TASK MATERIAL section start

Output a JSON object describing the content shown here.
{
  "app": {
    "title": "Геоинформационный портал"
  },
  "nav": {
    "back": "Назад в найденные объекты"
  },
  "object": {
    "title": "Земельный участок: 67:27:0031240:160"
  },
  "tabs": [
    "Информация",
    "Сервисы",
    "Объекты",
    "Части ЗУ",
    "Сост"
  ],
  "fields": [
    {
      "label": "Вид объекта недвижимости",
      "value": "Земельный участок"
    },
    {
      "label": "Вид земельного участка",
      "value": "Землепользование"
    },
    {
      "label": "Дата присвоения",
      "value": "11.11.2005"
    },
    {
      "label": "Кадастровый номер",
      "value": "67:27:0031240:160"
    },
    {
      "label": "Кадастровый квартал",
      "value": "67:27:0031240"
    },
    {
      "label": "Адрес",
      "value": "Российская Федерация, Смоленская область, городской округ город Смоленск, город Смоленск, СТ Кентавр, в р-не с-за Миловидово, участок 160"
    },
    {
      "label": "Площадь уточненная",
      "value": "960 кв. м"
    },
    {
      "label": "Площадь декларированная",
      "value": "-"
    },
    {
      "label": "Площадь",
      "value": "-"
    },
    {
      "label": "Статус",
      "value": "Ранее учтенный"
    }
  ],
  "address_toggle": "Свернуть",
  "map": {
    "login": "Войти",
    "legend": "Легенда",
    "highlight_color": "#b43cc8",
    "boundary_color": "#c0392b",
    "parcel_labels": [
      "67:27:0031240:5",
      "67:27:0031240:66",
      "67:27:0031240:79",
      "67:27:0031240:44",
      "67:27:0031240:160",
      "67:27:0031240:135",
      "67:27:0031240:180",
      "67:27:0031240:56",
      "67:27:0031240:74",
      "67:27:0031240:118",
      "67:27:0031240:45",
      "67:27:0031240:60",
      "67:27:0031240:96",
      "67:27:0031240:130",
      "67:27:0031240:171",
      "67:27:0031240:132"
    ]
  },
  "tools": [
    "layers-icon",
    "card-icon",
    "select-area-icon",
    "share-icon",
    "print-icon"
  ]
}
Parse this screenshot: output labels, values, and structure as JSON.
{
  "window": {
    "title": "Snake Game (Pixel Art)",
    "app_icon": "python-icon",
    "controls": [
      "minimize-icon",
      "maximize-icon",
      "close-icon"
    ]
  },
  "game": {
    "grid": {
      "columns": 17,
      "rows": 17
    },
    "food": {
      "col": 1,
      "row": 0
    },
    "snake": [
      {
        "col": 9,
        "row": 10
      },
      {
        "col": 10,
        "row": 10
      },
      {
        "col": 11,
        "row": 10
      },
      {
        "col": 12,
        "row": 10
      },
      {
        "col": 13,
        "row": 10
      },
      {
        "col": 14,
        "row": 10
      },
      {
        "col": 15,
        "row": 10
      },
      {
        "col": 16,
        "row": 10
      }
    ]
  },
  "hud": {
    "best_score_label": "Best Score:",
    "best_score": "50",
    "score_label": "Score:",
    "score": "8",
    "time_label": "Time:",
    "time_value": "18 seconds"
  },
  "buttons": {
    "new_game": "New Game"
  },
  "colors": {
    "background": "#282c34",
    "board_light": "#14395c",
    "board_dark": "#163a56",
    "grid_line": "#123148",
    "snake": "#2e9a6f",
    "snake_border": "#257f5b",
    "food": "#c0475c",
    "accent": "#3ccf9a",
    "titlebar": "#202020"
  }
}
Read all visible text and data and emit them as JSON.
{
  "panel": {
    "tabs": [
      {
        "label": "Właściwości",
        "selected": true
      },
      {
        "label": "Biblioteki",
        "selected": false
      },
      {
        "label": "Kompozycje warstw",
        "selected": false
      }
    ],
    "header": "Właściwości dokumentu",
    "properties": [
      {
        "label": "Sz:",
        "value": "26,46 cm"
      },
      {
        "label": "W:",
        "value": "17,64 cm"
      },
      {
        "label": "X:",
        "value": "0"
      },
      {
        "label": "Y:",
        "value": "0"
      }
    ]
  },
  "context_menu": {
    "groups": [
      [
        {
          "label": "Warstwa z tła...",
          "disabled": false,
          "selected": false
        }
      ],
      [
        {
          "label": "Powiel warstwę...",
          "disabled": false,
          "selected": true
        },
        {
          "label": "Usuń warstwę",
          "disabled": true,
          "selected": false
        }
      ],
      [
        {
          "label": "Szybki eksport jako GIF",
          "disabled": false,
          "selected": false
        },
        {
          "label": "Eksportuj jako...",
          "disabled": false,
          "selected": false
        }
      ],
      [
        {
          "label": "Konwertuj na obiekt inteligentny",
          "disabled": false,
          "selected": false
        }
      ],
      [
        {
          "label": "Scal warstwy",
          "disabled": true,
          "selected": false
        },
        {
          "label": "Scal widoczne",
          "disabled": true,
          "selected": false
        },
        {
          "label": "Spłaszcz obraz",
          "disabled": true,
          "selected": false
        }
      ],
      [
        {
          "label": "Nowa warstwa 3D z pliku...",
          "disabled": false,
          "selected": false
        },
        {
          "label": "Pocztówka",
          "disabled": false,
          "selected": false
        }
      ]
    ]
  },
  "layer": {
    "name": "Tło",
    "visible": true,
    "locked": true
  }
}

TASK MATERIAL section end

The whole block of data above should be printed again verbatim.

Output a JSON object describing the content shown here.
{
  "app": {
    "title": "Геоинформационный портал"
  },
  "nav": {
    "back": "Назад в найденные объекты"
  },
  "object": {
    "title": "Земельный участок: 67:27:0031240:160"
  },
  "tabs": [
    "Информация",
    "Сервисы",
    "Объекты",
    "Части ЗУ",
    "Сост"
  ],
  "fields": [
    {
      "label": "Вид объекта недвижимости",
      "value": "Земельный участок"
    },
    {
      "label": "Вид земельного участка",
      "value": "Землепользование"
    },
    {
      "label": "Дата присвоения",
      "value": "11.11.2005"
    },
    {
      "label": "Кадастровый номер",
      "value": "67:27:0031240:160"
    },
    {
      "label": "Кадастровый квартал",
      "value": "67:27:0031240"
    },
    {
      "label": "Адрес",
      "value": "Российская Федерация, Смоленская область, городской округ город Смоленск, город Смоленск, СТ Кентавр, в р-не с-за Миловидово, участок 160"
    },
    {
      "label": "Площадь уточненная",
      "value": "960 кв. м"
    },
    {
      "label": "Площадь декларированная",
      "value": "-"
    },
    {
      "label": "Площадь",
      "value": "-"
    },
    {
      "label": "Статус",
      "value": "Ранее учтенный"
    }
  ],
  "address_toggle": "Свернуть",
  "map": {
    "login": "Войти",
    "legend": "Легенда",
    "highlight_color": "#b43cc8",
    "boundary_color": "#c0392b",
    "parcel_labels": [
      "67:27:0031240:5",
      "67:27:0031240:66",
      "67:27:0031240:79",
      "67:27:0031240:44",
      "67:27:0031240:160",
      "67:27:0031240:135",
      "67:27:0031240:180",
      "67:27:0031240:56",
      "67:27:0031240:74",
      "67:27:0031240:118",
      "67:27:0031240:45",
      "67:27:0031240:60",
      "67:27:0031240:96",
      "67:27:0031240:130",
      "67:27:0031240:171",
      "67:27:0031240:132"
    ]
  },
  "tools": [
    "layers-icon",
    "card-icon",
    "select-area-icon",
    "share-icon",
    "print-icon"
  ]
}
Parse this screenshot: output labels, values, and structure as JSON.
{
  "window": {
    "title": "Snake Game (Pixel Art)",
    "app_icon": "python-icon",
    "controls": [
      "minimize-icon",
      "maximize-icon",
      "close-icon"
    ]
  },
  "game": {
    "grid": {
      "columns": 17,
      "rows": 17
    },
    "food": {
      "col": 1,
      "row": 0
    },
    "snake": [
      {
        "col": 9,
        "row": 10
      },
      {
        "col": 10,
        "row": 10
      },
      {
        "col": 11,
        "row": 10
      },
      {
        "col": 12,
        "row": 10
      },
      {
        "col": 13,
        "row": 10
      },
      {
        "col": 14,
        "row": 10
      },
      {
        "col": 15,
        "row": 10
      },
      {
        "col": 16,
        "row": 10
      }
    ]
  },
  "hud": {
    "best_score_label": "Best Score:",
    "best_score": "50",
    "score_label": "Score:",
    "score": "8",
    "time_label": "Time:",
    "time_value": "18 seconds"
  },
  "buttons": {
    "new_game": "New Game"
  },
  "colors": {
    "background": "#282c34",
    "board_light": "#14395c",
    "board_dark": "#163a56",
    "grid_line": "#123148",
    "snake": "#2e9a6f",
    "snake_border": "#257f5b",
    "food": "#c0475c",
    "accent": "#3ccf9a",
    "titlebar": "#202020"
  }
}
Read all visible text and data and emit them as JSON.
{
  "panel": {
    "tabs": [
      {
        "label": "Właściwości",
        "selected": true
      },
      {
        "label": "Biblioteki",
        "selected": false
      },
      {
        "label": "Kompozycje warstw",
        "selected": false
      }
    ],
    "header": "Właściwości dokumentu",
    "properties": [
      {
        "label": "Sz:",
        "value": "26,46 cm"
      },
      {
        "label": "W:",
        "value": "17,64 cm"
      },
      {
        "label": "X:",
        "value": "0"
      },
      {
        "label": "Y:",
        "value": "0"
      }
    ]
  },
  "context_menu": {
    "groups": [
      [
        {
          "label": "Warstwa z tła...",
          "disabled": false,
          "selected": false
        }
      ],
      [
        {
          "label": "Powiel warstwę...",
          "disabled": false,
          "selected": true
        },
        {
          "label": "Usuń warstwę",
          "disabled": true,
          "selected": false
        }
      ],
      [
        {
          "label": "Szybki eksport jako GIF",
          "disabled": false,
          "selected": false
        },
        {
          "label": "Eksportuj jako...",
          "disabled": false,
          "selected": false
        }
      ],
      [
        {
          "label": "Konwertuj na obiekt inteligentny",
          "disabled": false,
          "selected": false
        }
      ],
      [
        {
          "label": "Scal warstwy",
          "disabled": true,
          "selected": false
        },
        {
          "label": "Scal widoczne",
          "disabled": true,
          "selected": false
        },
        {
          "label": "Spłaszcz obraz",
          "disabled": true,
          "selected": false
        }
      ],
      [
        {
          "label": "Nowa warstwa 3D z pliku...",
          "disabled": false,
          "selected": false
        },
        {
          "label": "Pocztówka",
          "disabled": false,
          "selected": false
        }
      ]
    ]
  },
  "layer": {
    "name": "Tło",
    "visible": true,
    "locked": true
  }
}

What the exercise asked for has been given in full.